To respond to the changing climate, Botswana has embarked on sectoral reform such as climate smart agriculture, poverty alleviation initiatives, building resilience on the economic productive sectors, diversification of tourism for the improvement of livelihoods and income generation, local economic development and sustainable environment.
The efforts require a coordinated mechanism that will provide an enabling environment for an integrated approach to the formulation and implantation of development plans and socio economic related policies in Botswana that are responsive to the changing climatic conditions.
Minister Kereng explained the draft policy is characterized by an inclusive and integrated approach to social, economic development and governance modalities that would enable the country to achieve a sustainable development pathway. It provides opportunities for improved livelihoods through creation of green jobs, development and transfer of relevant technologies as well as creation and ease of access to both local and international markets. It also commits the government, private sector and non-state actors to adopt adaptation and mitigation measures that would facilitate sustainability and building of resilience of all sectors.
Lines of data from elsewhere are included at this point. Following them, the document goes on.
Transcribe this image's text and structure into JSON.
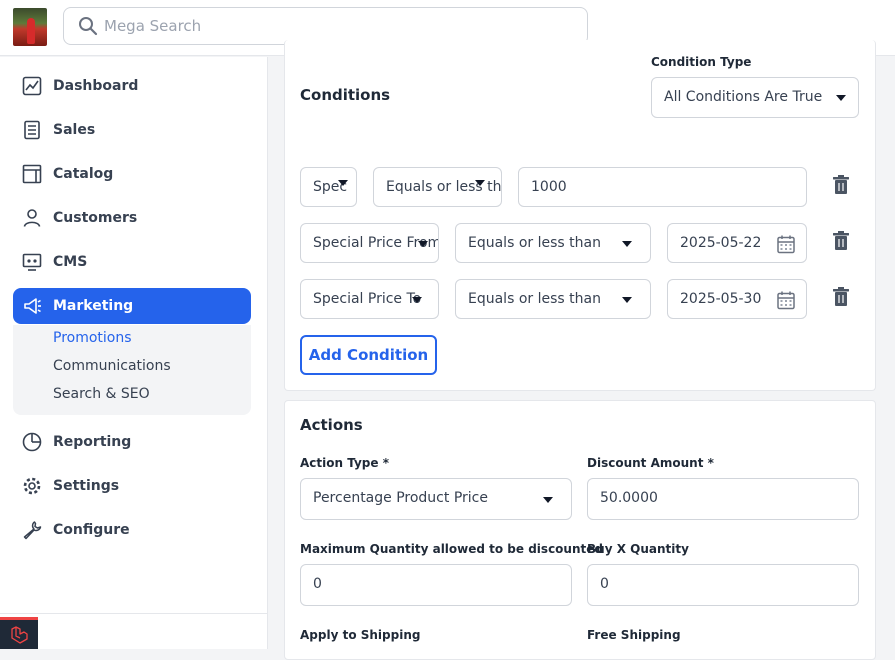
{
  "search": {
    "placeholder": "Mega Search"
  },
  "sidebar": {
    "items": [
      {
        "label": "Dashboard",
        "icon": "dashboard-icon"
      },
      {
        "label": "Sales",
        "icon": "sales-icon"
      },
      {
        "label": "Catalog",
        "icon": "catalog-icon"
      },
      {
        "label": "Customers",
        "icon": "customers-icon"
      },
      {
        "label": "CMS",
        "icon": "cms-icon"
      },
      {
        "label": "Marketing",
        "icon": "marketing-icon"
      },
      {
        "label": "Reporting",
        "icon": "reporting-icon"
      },
      {
        "label": "Settings",
        "icon": "settings-icon"
      },
      {
        "label": "Configure",
        "icon": "configure-icon"
      }
    ],
    "marketing_sub": [
      "Promotions",
      "Communications",
      "Search & SEO"
    ],
    "accent": "#2563eb"
  },
  "conditions": {
    "title": "Conditions",
    "condition_type_label": "Condition Type",
    "condition_type_value": "All Conditions Are True",
    "rows": [
      {
        "attribute": "Spec",
        "operator": "Equals or less th",
        "value": "1000"
      },
      {
        "attribute": "Special Price From",
        "operator": "Equals or less than",
        "value": "2025-05-22"
      },
      {
        "attribute": "Special Price To",
        "operator": "Equals or less than",
        "value": "2025-05-30"
      }
    ],
    "add_label": "Add Condition"
  },
  "actions": {
    "title": "Actions",
    "action_type_label": "Action Type",
    "action_type_value": "Percentage Product Price",
    "discount_label": "Discount Amount",
    "discount_value": "50.0000",
    "max_qty_label": "Maximum Quantity allowed to be discounted",
    "max_qty_value": "0",
    "buy_x_label": "Buy X Quantity",
    "buy_x_value": "0",
    "apply_shipping_label": "Apply to Shipping",
    "free_shipping_label": "Free Shipping",
    "required_mark": "*"
  }
}
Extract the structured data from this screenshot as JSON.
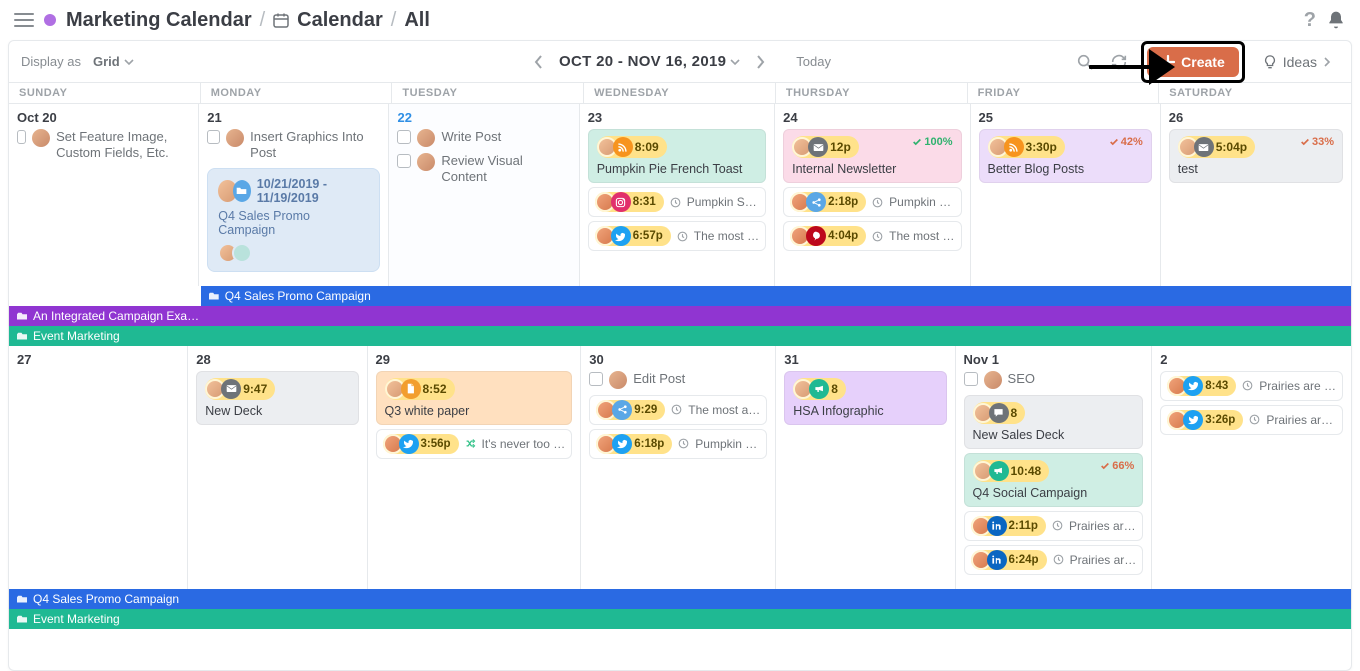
{
  "breadcrumbs": {
    "project": "Marketing Calendar",
    "section": "Calendar",
    "filter": "All"
  },
  "toolbar": {
    "display_as_label": "Display as",
    "display_as_value": "Grid",
    "date_range": "OCT 20 - NOV 16, 2019",
    "today_label": "Today",
    "create_label": "Create",
    "ideas_label": "Ideas"
  },
  "days_of_week": [
    "SUNDAY",
    "MONDAY",
    "TUESDAY",
    "WEDNESDAY",
    "THURSDAY",
    "FRIDAY",
    "SATURDAY"
  ],
  "weeks": [
    {
      "dates": [
        "Oct 20",
        "21",
        "22",
        "23",
        "24",
        "25",
        "26"
      ],
      "today_index": 2,
      "cells": [
        {
          "tasks": [
            {
              "text": "Set Feature Image, Custom Fields, Etc."
            }
          ]
        },
        {
          "tasks": [
            {
              "text": "Insert Graphics Into Post"
            }
          ],
          "range_card": {
            "dates": "10/21/2019 - 11/19/2019",
            "title": "Q4 Sales Promo Campaign"
          }
        },
        {
          "tasks": [
            {
              "text": "Write Post"
            },
            {
              "text": "Review Visual Content"
            }
          ]
        },
        {
          "events": [
            {
              "bg": "mint",
              "icon": "rss",
              "time": "8:09",
              "title": "Pumpkin Pie French Toast"
            }
          ],
          "minis": [
            {
              "icon": "ig",
              "time": "8:31",
              "text": "Pumpkin S…"
            },
            {
              "icon": "tw",
              "time": "6:57p",
              "text": "The most …"
            }
          ]
        },
        {
          "events": [
            {
              "bg": "pink",
              "icon": "mail",
              "time": "12p",
              "title": "Internal Newsletter",
              "status": "100%",
              "statusType": "ok"
            }
          ],
          "minis": [
            {
              "icon": "share",
              "time": "2:18p",
              "text": "Pumpkin …"
            },
            {
              "icon": "pin",
              "time": "4:04p",
              "text": "The most …"
            }
          ]
        },
        {
          "events": [
            {
              "bg": "lav",
              "icon": "rss",
              "time": "3:30p",
              "title": "Better Blog Posts",
              "status": "42%",
              "statusType": "warn"
            }
          ]
        },
        {
          "events": [
            {
              "bg": "gray",
              "icon": "mail",
              "time": "5:04p",
              "title": "test",
              "status": "33%",
              "statusType": "warn"
            }
          ]
        }
      ],
      "bars": [
        {
          "color": "blue",
          "label": "Q4 Sales Promo Campaign",
          "start": 1
        },
        {
          "color": "purple",
          "label": "An Integrated Campaign Exa…",
          "start": 0
        },
        {
          "color": "teal",
          "label": "Event Marketing",
          "start": 0
        }
      ]
    },
    {
      "dates": [
        "27",
        "28",
        "29",
        "30",
        "31",
        "Nov 1",
        "2"
      ],
      "cells": [
        {},
        {
          "events": [
            {
              "bg": "gray",
              "icon": "mail",
              "time": "9:47",
              "title": "New Deck"
            }
          ]
        },
        {
          "events": [
            {
              "bg": "peach",
              "icon": "doc",
              "time": "8:52",
              "title": "Q3 white paper"
            }
          ],
          "minis": [
            {
              "icon": "tw",
              "time": "3:56p",
              "text": "It's never too …",
              "shuffle": true
            }
          ]
        },
        {
          "tasks": [
            {
              "text": "Edit Post"
            }
          ],
          "minis": [
            {
              "icon": "share",
              "time": "9:29",
              "text": "The most a…"
            },
            {
              "icon": "tw",
              "time": "6:18p",
              "text": "Pumpkin …"
            }
          ]
        },
        {
          "events": [
            {
              "bg": "lavlight",
              "icon": "meg",
              "time": "8",
              "title": "HSA Infographic"
            }
          ]
        },
        {
          "tasks": [
            {
              "text": "SEO"
            }
          ],
          "events": [
            {
              "bg": "gray",
              "icon": "chat",
              "time": "8",
              "title": "New Sales Deck"
            },
            {
              "bg": "mint",
              "icon": "meg",
              "time": "10:48",
              "title": "Q4 Social Campaign",
              "status": "66%",
              "statusType": "warn"
            }
          ],
          "minis": [
            {
              "icon": "li",
              "time": "2:11p",
              "text": "Prairies ar…"
            },
            {
              "icon": "li",
              "time": "6:24p",
              "text": "Prairies ar…"
            }
          ]
        },
        {
          "minis": [
            {
              "icon": "tw",
              "time": "8:43",
              "text": "Prairies are …"
            },
            {
              "icon": "tw",
              "time": "3:26p",
              "text": "Prairies ar…"
            }
          ]
        }
      ],
      "bars": [
        {
          "color": "blue",
          "label": "Q4 Sales Promo Campaign",
          "start": 0
        },
        {
          "color": "teal",
          "label": "Event Marketing",
          "start": 0
        }
      ]
    }
  ],
  "colors": {
    "accent": "#d96d49",
    "blue": "#2a6ae3",
    "purple": "#9035d1",
    "teal": "#1fb993"
  }
}
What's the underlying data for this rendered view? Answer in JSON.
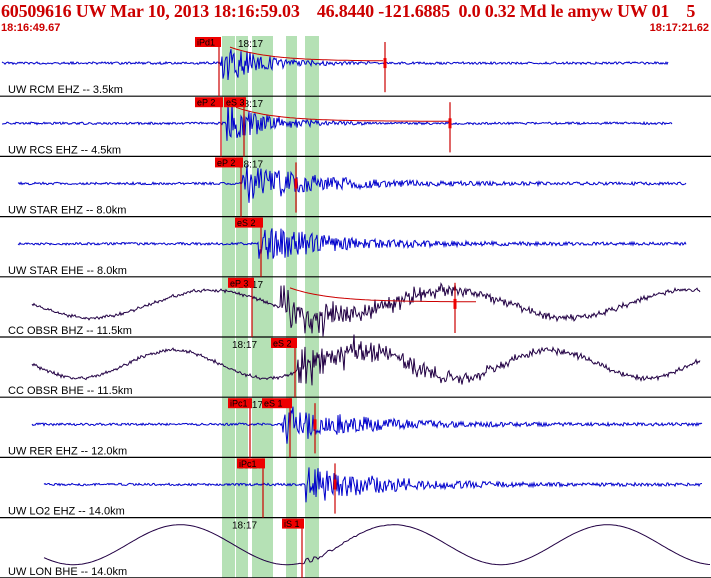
{
  "header": {
    "title": "60509616 UW Mar 10, 2013 18:16:59.03    46.8440 -121.6885  0.0 0.32 Md le amyw UW 01    5",
    "start_time": "18:16:49.67",
    "end_time": "18:17:21.62"
  },
  "colors": {
    "header_text": "#cc0000",
    "trace_short_period": "#0000cc",
    "trace_broadband": "#220044",
    "pick_box": "#ee0000",
    "pick_line": "#cc0000",
    "window_band": "#a8dca8",
    "coda_fit": "#cc0000"
  },
  "traces": [
    {
      "id": "rcm-ehz",
      "label": "UW RCM EHZ -- 3.5km",
      "type": "short",
      "time_label": "18:17",
      "picks": [
        {
          "label": "iPd1"
        }
      ],
      "coda": true
    },
    {
      "id": "rcs-ehz",
      "label": "UW RCS EHZ -- 4.5km",
      "type": "short",
      "time_label": "18:17",
      "picks": [
        {
          "label": "eP 2"
        },
        {
          "label": "eS 3"
        }
      ],
      "coda": true
    },
    {
      "id": "star-ehz",
      "label": "UW STAR EHZ -- 8.0km",
      "type": "short",
      "time_label": "18:17",
      "picks": [
        {
          "label": "eP 2"
        }
      ],
      "coda": false
    },
    {
      "id": "star-ehe",
      "label": "UW STAR EHE -- 8.0km",
      "type": "short",
      "time_label": "18:17",
      "picks": [
        {
          "label": "eS 2"
        }
      ],
      "coda": false
    },
    {
      "id": "obsr-bhz",
      "label": "CC OBSR BHZ -- 11.5km",
      "type": "broad",
      "time_label": "18:17",
      "picks": [
        {
          "label": "eP 3"
        }
      ],
      "coda": true
    },
    {
      "id": "obsr-bhe",
      "label": "CC OBSR BHE -- 11.5km",
      "type": "broad",
      "time_label": "18:17",
      "picks": [
        {
          "label": "eS 2"
        }
      ],
      "coda": false
    },
    {
      "id": "rer-ehz",
      "label": "UW RER EHZ -- 12.0km",
      "type": "short",
      "time_label": "18:17",
      "picks": [
        {
          "label": "iPc1"
        },
        {
          "label": "eS 1"
        }
      ],
      "coda": false
    },
    {
      "id": "lo2-ehz",
      "label": "UW LO2 EHZ -- 14.0km",
      "type": "short",
      "time_label": "18:17",
      "picks": [
        {
          "label": "iPc1"
        }
      ],
      "coda": false
    },
    {
      "id": "lon-bhe",
      "label": "UW LON BHE -- 14.0km",
      "type": "long",
      "time_label": "18:17",
      "picks": [
        {
          "label": "iS 1"
        }
      ],
      "coda": false
    }
  ]
}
While Members of Parliament were trying to comprehend the policy, this publication got in touch with Green Botswana to solicit their views on the policy draft. Ms. Sela Motshwane, the Founder of the Trust highlighted that “the Climate Change policy was meant to be read in August 2019. It is long overdue, and we all need to see it and understand it in full.
I understand the current budget does not allow for a full implementation- but I could be wrong. More funds could have been allocated since. I think generally, Batswana need to understand fully what this means to our daily lives. I believe the true understanding is by policy drafters and the Ministry of Environment only.”
In the same vein, Green Botswana Trust took to the streets to provide a community solution to climate change on World Health Day (Wednesday). Green Botswana held a “Free Trees for Babies” at Extension 2 Clinic where fruit trees were gifted to parents, expectant mothers, 25 health workers, police officers and the prison officers who had accompanied prisoners to the clinic.
Motshwane said: “The decision to do the “Free Trees for Babies” by gifting fruit trees was to raise awareness to our imminent food security issue as stated by the Deputy Permanent Secretary of the Ministry of Agricultural Development and Food Security, Mr. Thabang Botshoma and encourage the general public to plant a tree so that we can reach our SGD Goal 13 : Climate Action. The trees gifted are to be named after the baby recipient”.
Green Botswana is calling for the urgent action from government and members of the public to create a culture of community accountability and collegiality in moving Botswana towards climate action and sustainability. To achieve the 2030 Paris Agreement Pledge, it will take all citizens and not just the government to reach goals.
Parliament resolved to adopt the Botswana Climate Change Policy, 2021.